## [Provided records]
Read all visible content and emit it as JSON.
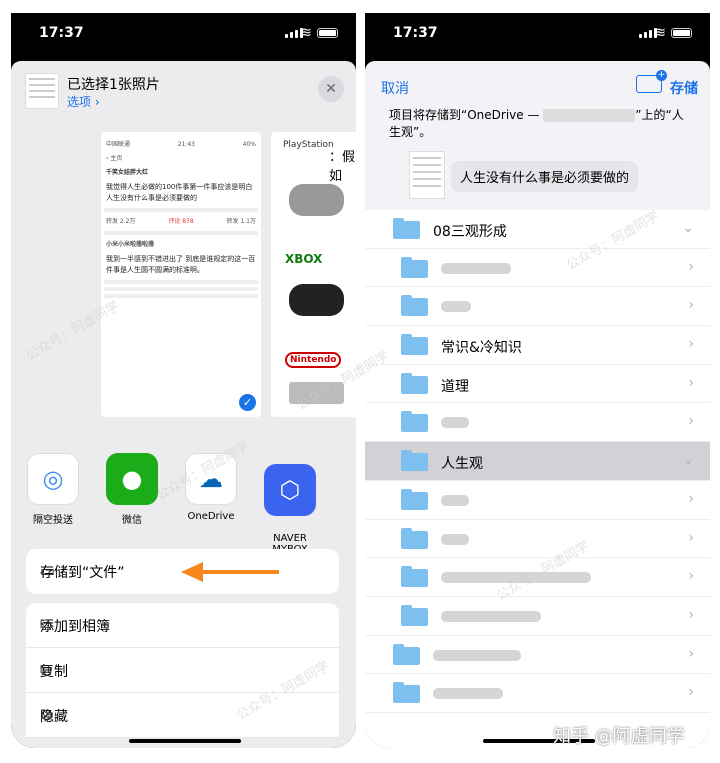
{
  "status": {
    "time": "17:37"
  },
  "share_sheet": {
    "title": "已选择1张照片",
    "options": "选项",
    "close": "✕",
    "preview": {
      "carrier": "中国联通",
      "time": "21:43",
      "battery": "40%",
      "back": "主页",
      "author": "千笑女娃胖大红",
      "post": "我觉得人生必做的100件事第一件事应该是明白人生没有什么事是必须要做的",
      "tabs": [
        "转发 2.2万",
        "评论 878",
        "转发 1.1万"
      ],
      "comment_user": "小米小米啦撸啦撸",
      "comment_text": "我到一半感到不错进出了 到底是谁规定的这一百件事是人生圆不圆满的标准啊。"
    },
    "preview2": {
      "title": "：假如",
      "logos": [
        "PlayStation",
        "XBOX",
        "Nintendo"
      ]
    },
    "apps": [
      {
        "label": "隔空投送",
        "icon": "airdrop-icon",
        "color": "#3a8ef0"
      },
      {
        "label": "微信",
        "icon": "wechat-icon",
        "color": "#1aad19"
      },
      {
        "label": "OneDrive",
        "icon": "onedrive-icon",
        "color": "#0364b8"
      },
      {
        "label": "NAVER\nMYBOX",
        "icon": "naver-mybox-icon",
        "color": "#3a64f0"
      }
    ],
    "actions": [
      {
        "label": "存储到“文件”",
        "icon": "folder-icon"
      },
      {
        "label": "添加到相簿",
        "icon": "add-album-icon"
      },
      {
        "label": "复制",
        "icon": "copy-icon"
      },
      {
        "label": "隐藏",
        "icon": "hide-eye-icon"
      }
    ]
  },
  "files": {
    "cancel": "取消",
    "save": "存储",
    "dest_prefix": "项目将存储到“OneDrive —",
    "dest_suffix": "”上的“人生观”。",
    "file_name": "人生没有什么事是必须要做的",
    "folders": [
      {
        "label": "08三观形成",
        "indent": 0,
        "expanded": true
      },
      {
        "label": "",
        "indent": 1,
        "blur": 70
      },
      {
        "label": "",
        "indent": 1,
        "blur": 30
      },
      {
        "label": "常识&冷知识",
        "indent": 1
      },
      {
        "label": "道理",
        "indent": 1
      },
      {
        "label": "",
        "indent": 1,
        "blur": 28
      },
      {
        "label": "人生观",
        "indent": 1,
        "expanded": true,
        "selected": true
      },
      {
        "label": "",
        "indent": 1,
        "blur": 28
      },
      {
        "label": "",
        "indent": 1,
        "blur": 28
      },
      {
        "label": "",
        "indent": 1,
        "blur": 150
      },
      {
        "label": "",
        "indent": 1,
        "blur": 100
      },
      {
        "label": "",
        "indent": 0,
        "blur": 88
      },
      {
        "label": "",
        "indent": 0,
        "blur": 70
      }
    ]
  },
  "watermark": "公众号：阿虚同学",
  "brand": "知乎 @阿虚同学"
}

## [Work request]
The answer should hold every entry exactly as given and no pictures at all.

## [Response]
Read all visible content and emit it as JSON.
{
  "status": {
    "time": "17:37"
  },
  "share_sheet": {
    "title": "已选择1张照片",
    "options": "选项",
    "close": "✕",
    "preview": {
      "carrier": "中国联通",
      "time": "21:43",
      "battery": "40%",
      "back": "主页",
      "author": "千笑女娃胖大红",
      "post": "我觉得人生必做的100件事第一件事应该是明白人生没有什么事是必须要做的",
      "tabs": [
        "转发 2.2万",
        "评论 878",
        "转发 1.1万"
      ],
      "comment_user": "小米小米啦撸啦撸",
      "comment_text": "我到一半感到不错进出了 到底是谁规定的这一百件事是人生圆不圆满的标准啊。"
    },
    "preview2": {
      "title": "：假如",
      "logos": [
        "PlayStation",
        "XBOX",
        "Nintendo"
      ]
    },
    "apps": [
      {
        "label": "隔空投送",
        "icon": "airdrop-icon",
        "color": "#3a8ef0"
      },
      {
        "label": "微信",
        "icon": "wechat-icon",
        "color": "#1aad19"
      },
      {
        "label": "OneDrive",
        "icon": "onedrive-icon",
        "color": "#0364b8"
      },
      {
        "label": "NAVER\nMYBOX",
        "icon": "naver-mybox-icon",
        "color": "#3a64f0"
      }
    ],
    "actions": [
      {
        "label": "存储到“文件”",
        "icon": "folder-icon"
      },
      {
        "label": "添加到相簿",
        "icon": "add-album-icon"
      },
      {
        "label": "复制",
        "icon": "copy-icon"
      },
      {
        "label": "隐藏",
        "icon": "hide-eye-icon"
      }
    ]
  },
  "files": {
    "cancel": "取消",
    "save": "存储",
    "dest_prefix": "项目将存储到“OneDrive —",
    "dest_suffix": "”上的“人生观”。",
    "file_name": "人生没有什么事是必须要做的",
    "folders": [
      {
        "label": "08三观形成",
        "indent": 0,
        "expanded": true
      },
      {
        "label": "",
        "indent": 1,
        "blur": 70
      },
      {
        "label": "",
        "indent": 1,
        "blur": 30
      },
      {
        "label": "常识&冷知识",
        "indent": 1
      },
      {
        "label": "道理",
        "indent": 1
      },
      {
        "label": "",
        "indent": 1,
        "blur": 28
      },
      {
        "label": "人生观",
        "indent": 1,
        "expanded": true,
        "selected": true
      },
      {
        "label": "",
        "indent": 1,
        "blur": 28
      },
      {
        "label": "",
        "indent": 1,
        "blur": 28
      },
      {
        "label": "",
        "indent": 1,
        "blur": 150
      },
      {
        "label": "",
        "indent": 1,
        "blur": 100
      },
      {
        "label": "",
        "indent": 0,
        "blur": 88
      },
      {
        "label": "",
        "indent": 0,
        "blur": 70
      }
    ]
  },
  "watermark": "公众号：阿虚同学",
  "brand": "知乎 @阿虚同学"
}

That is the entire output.